↓

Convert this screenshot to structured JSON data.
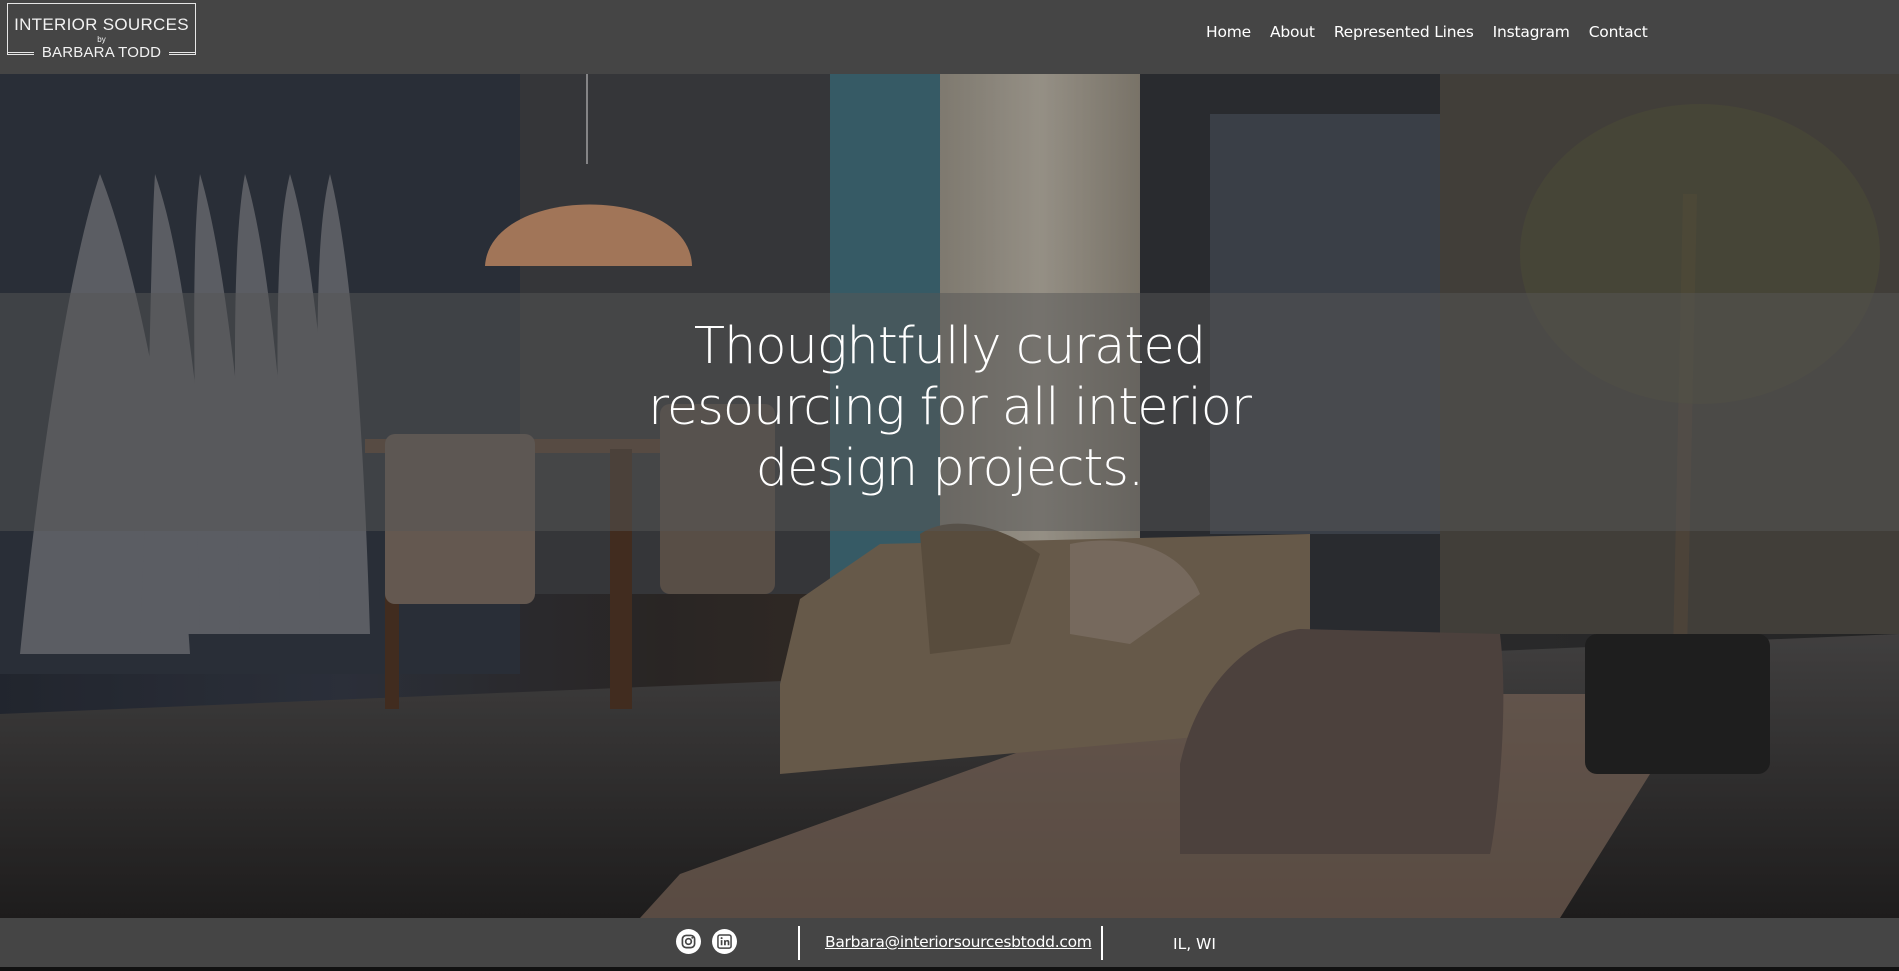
{
  "brand": {
    "line1": "INTERIOR SOURCES",
    "by": "by",
    "line2": "BARBARA TODD"
  },
  "nav": {
    "items": [
      {
        "label": "Home"
      },
      {
        "label": "About"
      },
      {
        "label": "Represented Lines"
      },
      {
        "label": "Instagram"
      },
      {
        "label": "Contact"
      }
    ]
  },
  "hero": {
    "headline_lines": [
      "Thoughtfully curated",
      "resourcing for all interior",
      "design projects."
    ]
  },
  "footer": {
    "social_icons": [
      "instagram-icon",
      "linkedin-icon"
    ],
    "email": "Barbara@interiorsourcesbtodd.com",
    "location": "IL, WI"
  },
  "colors": {
    "header_bg": "#454545",
    "footer_bg": "#454545",
    "text": "#ffffff"
  }
}
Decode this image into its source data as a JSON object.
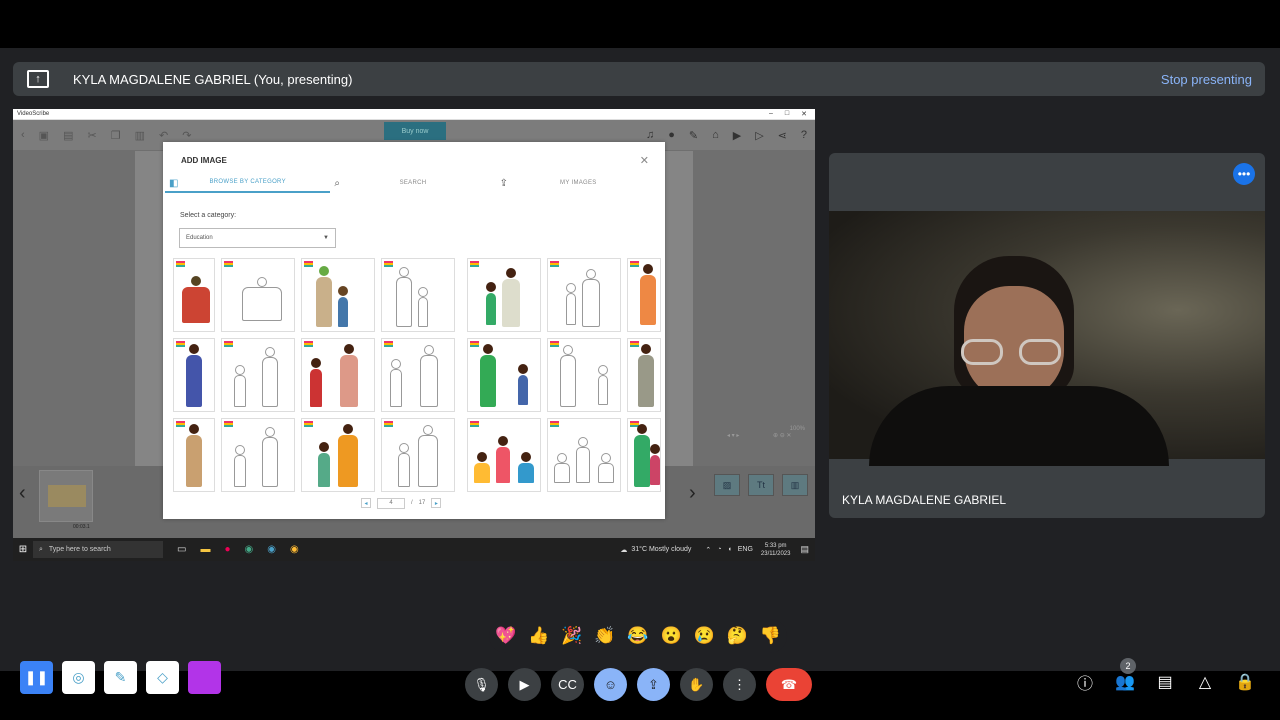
{
  "banner": {
    "presenter": "KYLA MAGDALENE GABRIEL (You, presenting)",
    "stop_label": "Stop presenting"
  },
  "videoscribe": {
    "window_title": "VideoScribe",
    "buy_label": "Buy now",
    "zoom_level": "100%",
    "thumb_time": "00:03.1"
  },
  "dialog": {
    "title": "ADD IMAGE",
    "tabs": [
      "BROWSE BY CATEGORY",
      "SEARCH",
      "MY IMAGES"
    ],
    "category_label": "Select a category:",
    "category_value": "Education",
    "page_current": "4",
    "page_total": "17",
    "page_sep": "/"
  },
  "taskbar": {
    "search_placeholder": "Type here to search",
    "weather": "31°C  Mostly cloudy",
    "lang": "ENG",
    "time": "5:33 pm",
    "date": "23/11/2023"
  },
  "camera": {
    "participant_name": "KYLA MAGDALENE GABRIEL"
  },
  "reactions": [
    "💖",
    "👍",
    "🎉",
    "👏",
    "😂",
    "😮",
    "😢",
    "🤔",
    "👎"
  ],
  "participants_count": "2",
  "colors": {
    "accent": "#8ab4f8",
    "end_call": "#ea4335",
    "meet_bg": "#202124",
    "videoscribe_accent": "#4aa0c8",
    "pen_color": "#b234e8"
  }
}
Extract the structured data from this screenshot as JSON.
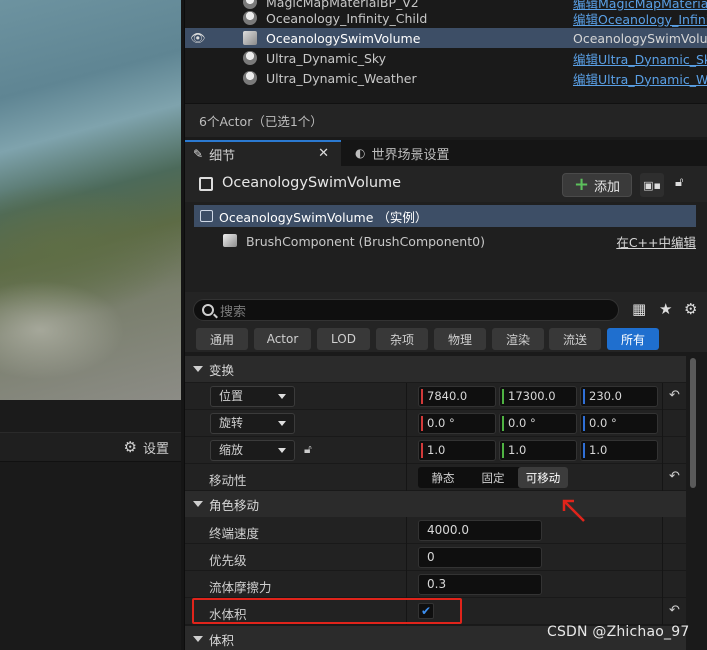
{
  "settings_label": "设置",
  "outliner": {
    "rows": [
      {
        "name": "MagicMapMaterialBP_V2",
        "type": "编辑MagicMapMateriaB"
      },
      {
        "name": "Oceanology_Infinity_Child",
        "type": "编辑Oceanology_Infinit"
      },
      {
        "name": "OceanologySwimVolume",
        "type": "OceanologySwimVolum"
      },
      {
        "name": "Ultra_Dynamic_Sky",
        "type": "编辑Ultra_Dynamic_Sk"
      },
      {
        "name": "Ultra_Dynamic_Weather",
        "type": "编辑Ultra_Dynamic_We"
      }
    ],
    "status": "6个Actor（已选1个）"
  },
  "tabs": {
    "details": "细节",
    "world_settings": "世界场景设置"
  },
  "details": {
    "actor_name": "OceanologySwimVolume",
    "add_label": "添加",
    "component_instance": "OceanologySwimVolume （实例）",
    "component_brush": "BrushComponent (BrushComponent0)",
    "edit_cpp": "在C++中编辑",
    "search_placeholder": "搜索",
    "filters": [
      "通用",
      "Actor",
      "LOD",
      "杂项",
      "物理",
      "渲染",
      "流送",
      "所有"
    ]
  },
  "transform": {
    "category": "变换",
    "location_label": "位置",
    "location": [
      "7840.0",
      "17300.0",
      "230.0"
    ],
    "rotation_label": "旋转",
    "rotation": [
      "0.0 °",
      "0.0 °",
      "0.0 °"
    ],
    "scale_label": "缩放",
    "scale": [
      "1.0",
      "1.0",
      "1.0"
    ],
    "mobility_label": "移动性",
    "mobility_options": [
      "静态",
      "固定",
      "可移动"
    ],
    "mobility_selected": "可移动"
  },
  "character_movement": {
    "category": "角色移动",
    "terminal_velocity_label": "终端速度",
    "terminal_velocity": "4000.0",
    "priority_label": "优先级",
    "priority": "0",
    "fluid_friction_label": "流体摩擦力",
    "fluid_friction": "0.3",
    "water_volume_label": "水体积",
    "water_volume_checked": true
  },
  "volume": {
    "category": "体积"
  },
  "watermark": "CSDN @Zhichao_97",
  "colors": {
    "accent": "#1f6fcf",
    "selection": "#3d4e66",
    "annotation_red": "#e0241b"
  }
}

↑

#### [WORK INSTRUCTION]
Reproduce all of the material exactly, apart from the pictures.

#### [RESULT FOR THIS TASK]
Convert this screenshot to structured JSON data.
{
  "brand": {
    "line1": "INTERIOR SOURCES",
    "by": "by",
    "line2": "BARBARA TODD"
  },
  "nav": {
    "items": [
      {
        "label": "Home"
      },
      {
        "label": "About"
      },
      {
        "label": "Represented Lines"
      },
      {
        "label": "Instagram"
      },
      {
        "label": "Contact"
      }
    ]
  },
  "hero": {
    "headline_lines": [
      "Thoughtfully curated",
      "resourcing for all interior",
      "design projects."
    ]
  },
  "footer": {
    "social_icons": [
      "instagram-icon",
      "linkedin-icon"
    ],
    "email": "Barbara@interiorsourcesbtodd.com",
    "location": "IL, WI"
  },
  "colors": {
    "header_bg": "#454545",
    "footer_bg": "#454545",
    "text": "#ffffff"
  }
}
Decode this image into its source data as a JSON object.
{
  "banner": {
    "presenter": "KYLA MAGDALENE GABRIEL (You, presenting)",
    "stop_label": "Stop presenting"
  },
  "videoscribe": {
    "window_title": "VideoScribe",
    "buy_label": "Buy now",
    "zoom_level": "100%",
    "thumb_time": "00:03.1"
  },
  "dialog": {
    "title": "ADD IMAGE",
    "tabs": [
      "BROWSE BY CATEGORY",
      "SEARCH",
      "MY IMAGES"
    ],
    "category_label": "Select a category:",
    "category_value": "Education",
    "page_current": "4",
    "page_total": "17",
    "page_sep": "/"
  },
  "taskbar": {
    "search_placeholder": "Type here to search",
    "weather": "31°C  Mostly cloudy",
    "lang": "ENG",
    "time": "5:33 pm",
    "date": "23/11/2023"
  },
  "camera": {
    "participant_name": "KYLA MAGDALENE GABRIEL"
  },
  "reactions": [
    "💖",
    "👍",
    "🎉",
    "👏",
    "😂",
    "😮",
    "😢",
    "🤔",
    "👎"
  ],
  "participants_count": "2",
  "colors": {
    "accent": "#8ab4f8",
    "end_call": "#ea4335",
    "meet_bg": "#202124",
    "videoscribe_accent": "#4aa0c8",
    "pen_color": "#b234e8"
  }
}
Extract the structured data from this screenshot as JSON.
{
  "settings_label": "设置",
  "outliner": {
    "rows": [
      {
        "name": "MagicMapMaterialBP_V2",
        "type": "编辑MagicMapMateriaB"
      },
      {
        "name": "Oceanology_Infinity_Child",
        "type": "编辑Oceanology_Infinit"
      },
      {
        "name": "OceanologySwimVolume",
        "type": "OceanologySwimVolum"
      },
      {
        "name": "Ultra_Dynamic_Sky",
        "type": "编辑Ultra_Dynamic_Sk"
      },
      {
        "name": "Ultra_Dynamic_Weather",
        "type": "编辑Ultra_Dynamic_We"
      }
    ],
    "status": "6个Actor（已选1个）"
  },
  "tabs": {
    "details": "细节",
    "world_settings": "世界场景设置"
  },
  "details": {
    "actor_name": "OceanologySwimVolume",
    "add_label": "添加",
    "component_instance": "OceanologySwimVolume （实例）",
    "component_brush": "BrushComponent (BrushComponent0)",
    "edit_cpp": "在C++中编辑",
    "search_placeholder": "搜索",
    "filters": [
      "通用",
      "Actor",
      "LOD",
      "杂项",
      "物理",
      "渲染",
      "流送",
      "所有"
    ]
  },
  "transform": {
    "category": "变换",
    "location_label": "位置",
    "location": [
      "7840.0",
      "17300.0",
      "230.0"
    ],
    "rotation_label": "旋转",
    "rotation": [
      "0.0 °",
      "0.0 °",
      "0.0 °"
    ],
    "scale_label": "缩放",
    "scale": [
      "1.0",
      "1.0",
      "1.0"
    ],
    "mobility_label": "移动性",
    "mobility_options": [
      "静态",
      "固定",
      "可移动"
    ],
    "mobility_selected": "可移动"
  },
  "character_movement": {
    "category": "角色移动",
    "terminal_velocity_label": "终端速度",
    "terminal_velocity": "4000.0",
    "priority_label": "优先级",
    "priority": "0",
    "fluid_friction_label": "流体摩擦力",
    "fluid_friction": "0.3",
    "water_volume_label": "水体积",
    "water_volume_checked": true
  },
  "volume": {
    "category": "体积"
  },
  "watermark": "CSDN @Zhichao_97",
  "colors": {
    "accent": "#1f6fcf",
    "selection": "#3d4e66",
    "annotation_red": "#e0241b"
  }
}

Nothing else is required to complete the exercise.